Start where you are

Even just rubbing your dog’s teeth and gums with a washcloth will help. While you’re waiting for your Dog Toothpaste to arrive – start. Small steps can make a big difference and it may save worry, money, and your dog’s teeth.

Dog Tips Tuesday – Take time for teeth

Dogs love routine. Every dog owner knows it – it’s one of the reasons we’re not fond of “spring ahead” and “fall back” Daylight Savings Time switches. Dogs don’t read clocks, but they know what time they’re supposed to get up in the morning and it takes a while for them to readjust their schedules.

If you make regular dental care part of your dog’s routine, he will adjust in time and just accept it as part of life. She may never love it – but keeping your dog’s teeth clean has many health benefits.
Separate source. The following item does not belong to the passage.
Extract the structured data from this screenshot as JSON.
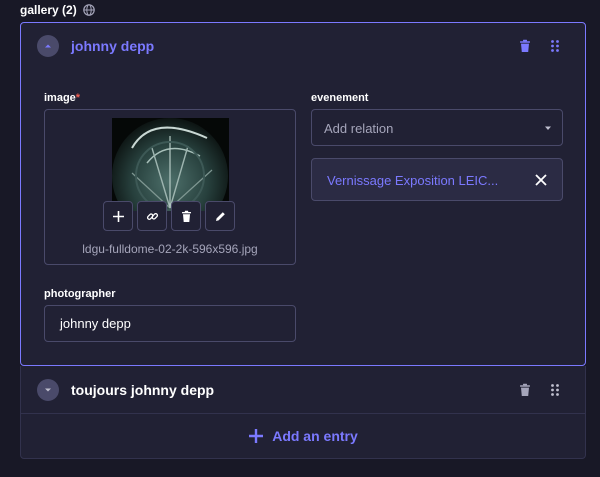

Torque's showing off his pearly white teeth.

Torque’s showing off his pearly white teeth.

The first, of course is a breath of fresh air. Dogs really shouldn’t have bad breath, and if they do, the first place to look is their teeth. (If good dental care doesn’t help, have a veterinarian explore the issue further.) Bad teeth have also been linked to heart disease in dogs. Not to mention avoiding the pain (and expense) of extractions.

So – how do you get your dog to accept regular tooth brushing? If you’ve never attempted it, take baby steps. When your dog is relaxed and you’re both just “hanging out,” dampen a washcloth, lift your dog’s upper “lip” and just rub a tooth gently. If she accepts this attention, try to rub a few more teeth. Then let it go until the next time.

If your dog has never had his teeth brushed, you may find some bleeding from his gums when you first get started. It should lessen as you build your brushing routine, but if it continues, give your veterinarian a call.

As your dog learns to accept a finger and cloth in his mouth, you can add time and more specialized tools to the routine – a finger toothbrush and canine toothpaste. Your dog may never love it, but he will adjust.

Some dog foods claim dental health properties. We’ve never seen a dog chew its food, every dog we know is a “gulper.” Gnawing on raw bones and chew toys may help keep your dog’s teeth in good shape. If this is the route you choose, be sure to check your dog’s mouth and teeth regularly.

Hope was brushing Teddy’s teeth when she noticed a large lump on his gum. Lumps on our dogs are always frightening, but catching them early can mean a better outcome. Fortunately, Teddy’s lump proved to be just an overgrowth of gum tissue. Because Hope noticed it, it could be removed before causing Teddy any major discomfort or problems with eating.

Change your dog’s routine – make time to take care of teeth.